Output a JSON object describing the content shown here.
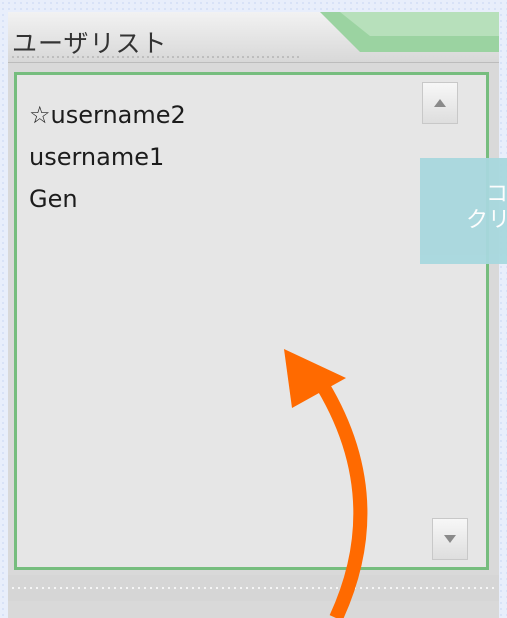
{
  "panel": {
    "title": "ユーザリスト"
  },
  "user_list": {
    "items": [
      {
        "label": "☆username2"
      },
      {
        "label": "username1"
      },
      {
        "label": "Gen"
      }
    ]
  },
  "tooltip": {
    "lines": [
      "コ",
      "クリ"
    ]
  },
  "icons": {
    "scroll_up": "triangle-up",
    "scroll_down": "triangle-down",
    "annotation_arrow": "curved-arrow-up"
  },
  "colors": {
    "list_border": "#76bd7e",
    "header_accent": "#8fcf96",
    "tooltip_bg": "#a8d8de",
    "arrow": "#ff6a00"
  }
}
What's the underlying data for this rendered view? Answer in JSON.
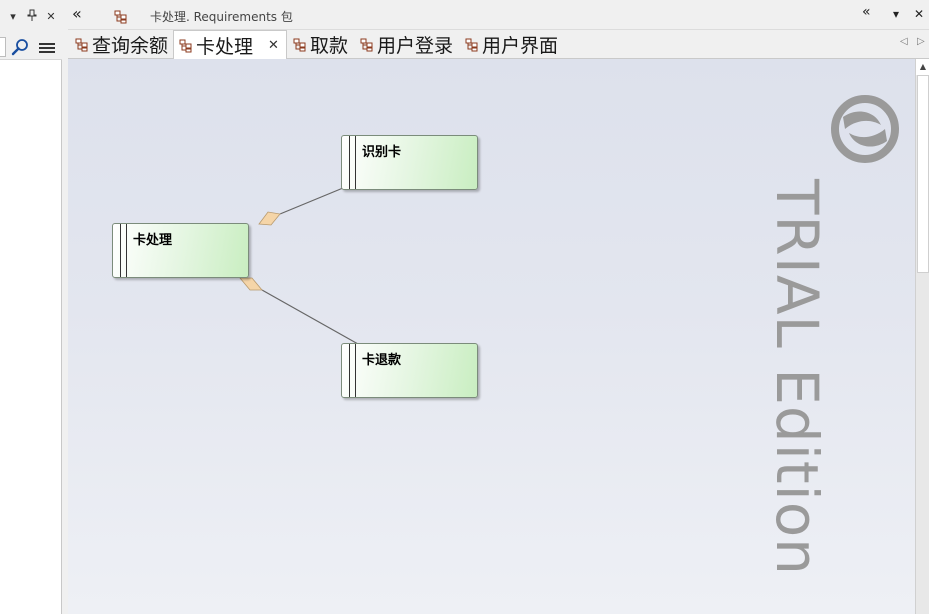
{
  "left_panel": {
    "buttons": {
      "dropdown": "▾",
      "pin": "ꟸ",
      "close": "✕"
    },
    "toolbar": {
      "search_icon": "search-icon",
      "menu_icon": "hamburger-menu-icon"
    }
  },
  "breadcrumb": {
    "back": "«",
    "path": "卡处理.  Requirements 包",
    "right_back": "«",
    "dropdown": "▾",
    "close": "✕"
  },
  "tabs": [
    {
      "label": "查询余额",
      "active": false
    },
    {
      "label": "卡处理",
      "active": true,
      "close": "✕"
    },
    {
      "label": "取款",
      "active": false
    },
    {
      "label": "用户登录",
      "active": false
    },
    {
      "label": "用户界面",
      "active": false
    }
  ],
  "tab_scroll": {
    "left": "◁",
    "right": "▷"
  },
  "diagram": {
    "elements": [
      {
        "id": "card-processing",
        "name": "卡处理"
      },
      {
        "id": "identify-card",
        "name": "识别卡"
      },
      {
        "id": "eject-card",
        "name": "卡退款"
      }
    ],
    "watermark": "TRIAL Edition"
  },
  "colors": {
    "element_fill_end": "#c9eec1",
    "canvas_top": "#dde1ec",
    "aggregation_diamond": "#f5d5a8",
    "watermark": "#9a9a9a"
  }
}
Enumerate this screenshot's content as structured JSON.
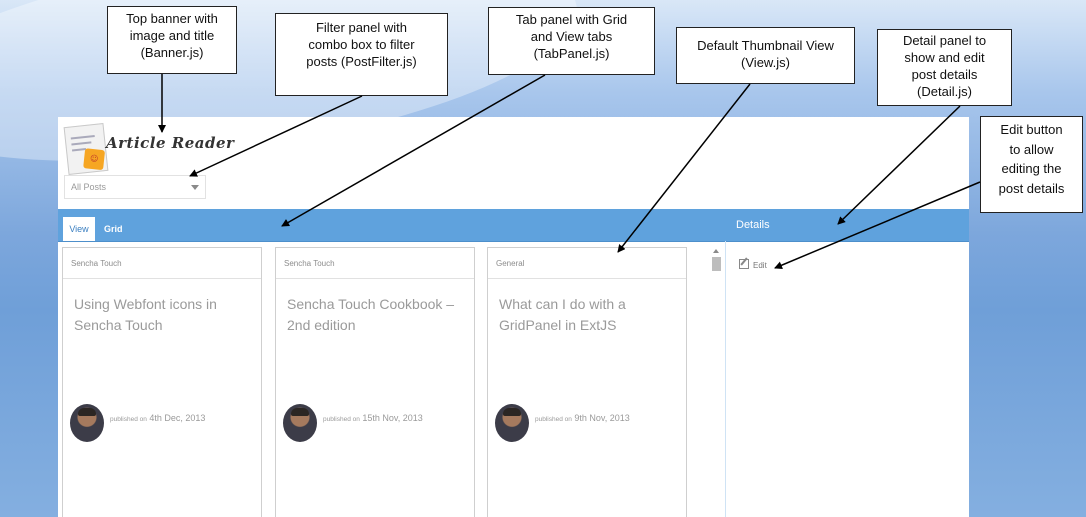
{
  "banner": {
    "title": "Article Reader"
  },
  "filter": {
    "selected": "All Posts"
  },
  "tabs": [
    {
      "label": "View",
      "active": true
    },
    {
      "label": "Grid",
      "active": false
    }
  ],
  "details": {
    "title": "Details",
    "edit_label": "Edit"
  },
  "cards": [
    {
      "category": "Sencha Touch",
      "title": "Using Webfont icons in Sencha Touch",
      "published_prefix": "published on",
      "date": "4th Dec, 2013"
    },
    {
      "category": "Sencha Touch",
      "title": "Sencha Touch Cookbook – 2nd edition",
      "published_prefix": "published on",
      "date": "15th Nov, 2013"
    },
    {
      "category": "General",
      "title": "What can I do with a GridPanel in ExtJS",
      "published_prefix": "published on",
      "date": "9th Nov, 2013"
    }
  ],
  "annotations": [
    {
      "text": "Top banner  with\nimage and title\n(Banner.js)"
    },
    {
      "text": "Filter panel with\ncombo box to filter\nposts (PostFilter.js)"
    },
    {
      "text": "Tab panel with Grid\nand View tabs\n(TabPanel.js)"
    },
    {
      "text": "Default Thumbnail View\n(View.js)"
    },
    {
      "text": "Detail panel to\nshow and edit\npost details\n(Detail.js)"
    },
    {
      "text": "Edit button\nto allow\nediting the\npost details"
    }
  ],
  "colors": {
    "accent": "#5fa2dd",
    "card_border": "#cfcfcf",
    "muted_text": "#9a9a9a"
  }
}
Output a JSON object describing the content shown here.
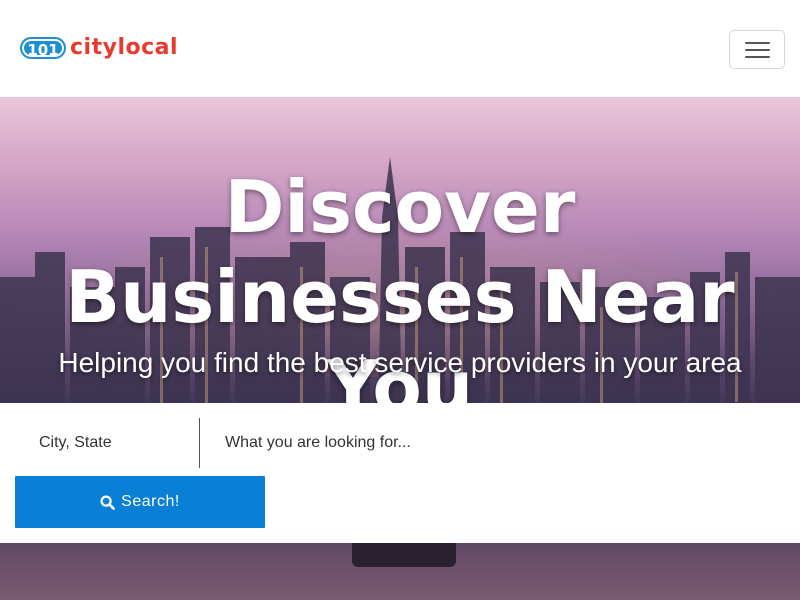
{
  "brand": {
    "badge": "101",
    "name": "citylocal",
    "colors": {
      "badge": "#1e8fd6",
      "text": "#e63b2e"
    }
  },
  "nav": {
    "menu_icon": "hamburger-icon"
  },
  "hero": {
    "headline": "Discover Businesses Near You",
    "subhead": "Helping you find the best service providers in your area"
  },
  "search": {
    "location_placeholder": "City, State",
    "query_placeholder": "What you are looking for...",
    "button_label": "Search!",
    "button_icon": "search-icon",
    "button_color": "#0a7fd6"
  }
}
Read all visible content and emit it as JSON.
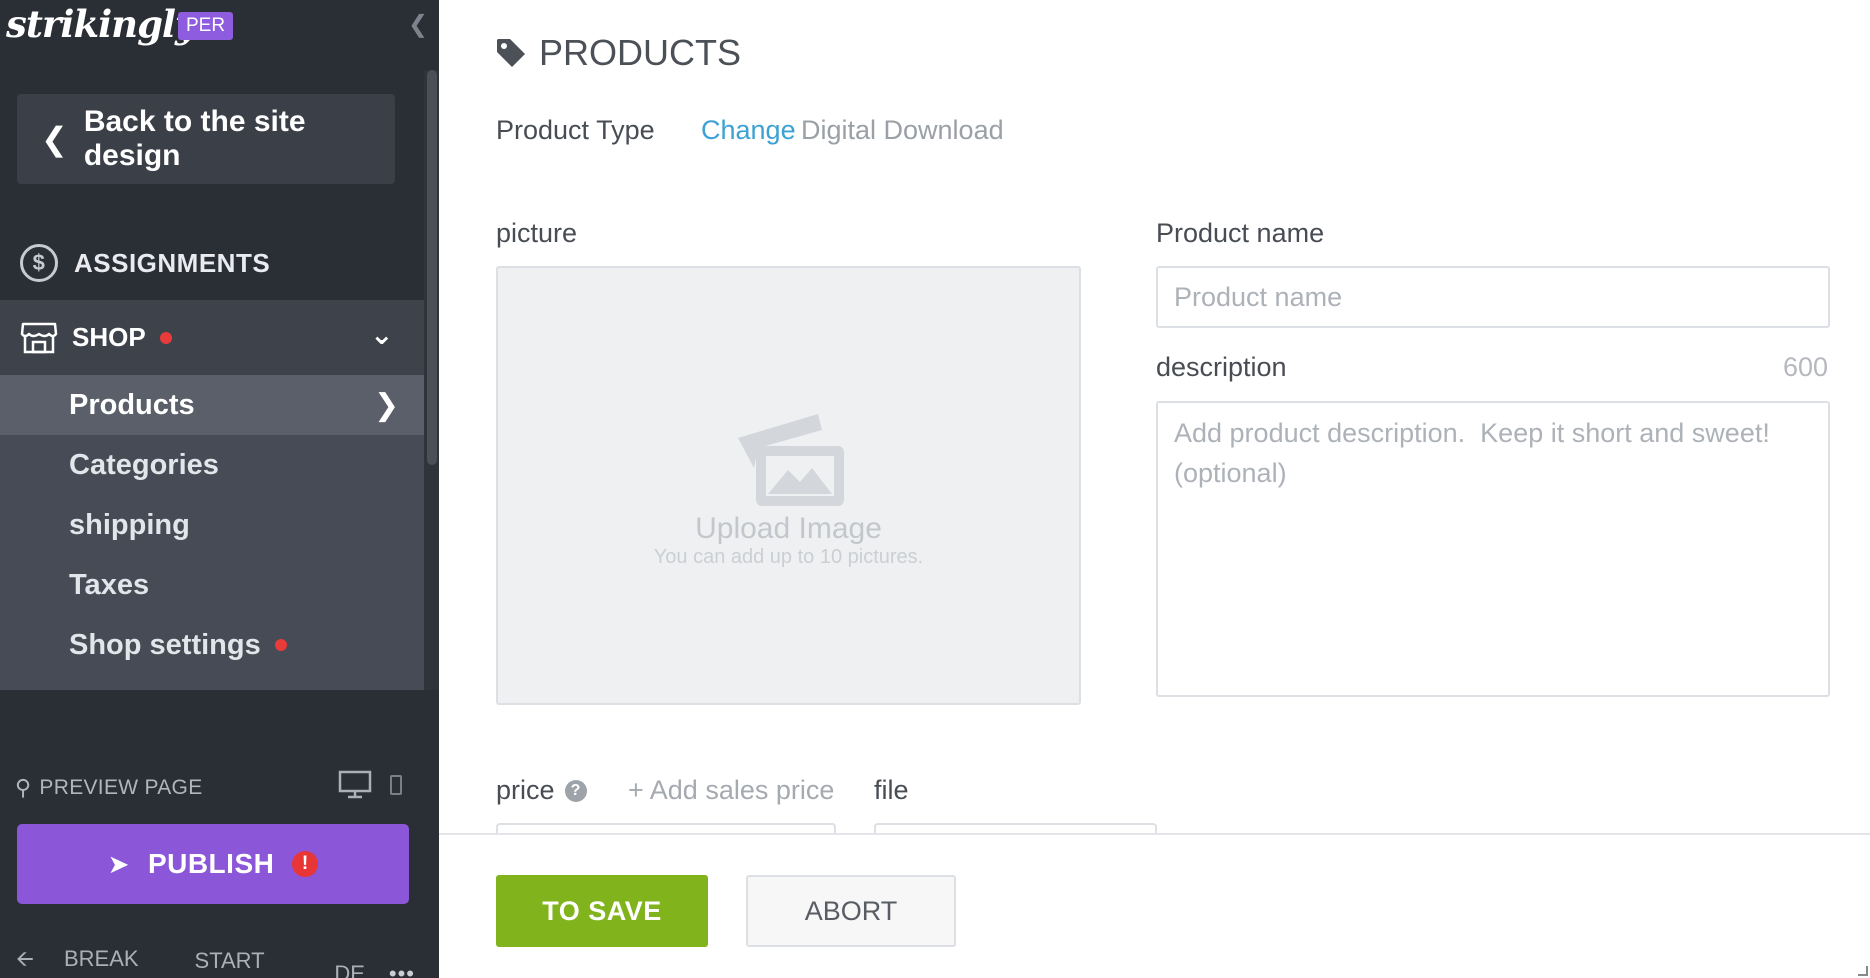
{
  "sidebar": {
    "logo": "strikingly",
    "plan_badge": "PER",
    "back_label": "Back to the site design",
    "assignments_label": "ASSIGNMENTS",
    "shop_label": "SHOP",
    "submenu": [
      {
        "label": "Products",
        "active": true
      },
      {
        "label": "Categories"
      },
      {
        "label": "shipping"
      },
      {
        "label": "Taxes"
      },
      {
        "label": "Shop settings",
        "has_dot": true
      }
    ],
    "preview_label": "PREVIEW PAGE",
    "publish_label": "PUBLISH",
    "publish_alert": "!",
    "footer": {
      "break_up": "BREAK UP",
      "start_tour": "START TOUR",
      "language": "DE",
      "more": "•••"
    },
    "icons": {
      "collapse": "chevron-left-icon",
      "back": "chevron-left-icon",
      "assignments": "dollar-circle-icon",
      "shop": "store-icon",
      "preview": "search-icon",
      "desktop": "monitor-icon",
      "mobile": "phone-icon",
      "publish": "rocket-icon",
      "break_up": "arrow-left-icon"
    },
    "colors": {
      "background": "#2a2e35",
      "publish": "#8b57d8",
      "badge": "#8e5cde",
      "alert": "#e83636"
    }
  },
  "main": {
    "title": "PRODUCTS",
    "product_type_label": "Product Type",
    "product_type_change": "Change",
    "product_type_value": "Digital Download",
    "picture_label": "picture",
    "upload_title": "Upload Image",
    "upload_sub": "You can add up to 10 pictures.",
    "product_name_label": "Product name",
    "product_name_placeholder": "Product name",
    "description_label": "description",
    "description_count": "600",
    "description_placeholder": "Add product description.  Keep it short and sweet! (optional)",
    "price_label": "price",
    "price_help": "?",
    "add_sales_label": "+ Add sales price",
    "file_label": "file",
    "save_label": "TO SAVE",
    "abort_label": "ABORT",
    "colors": {
      "link": "#3da1d4",
      "save": "#80b31c"
    }
  }
}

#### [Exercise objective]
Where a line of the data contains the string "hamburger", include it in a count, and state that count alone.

#### [Written reply]
2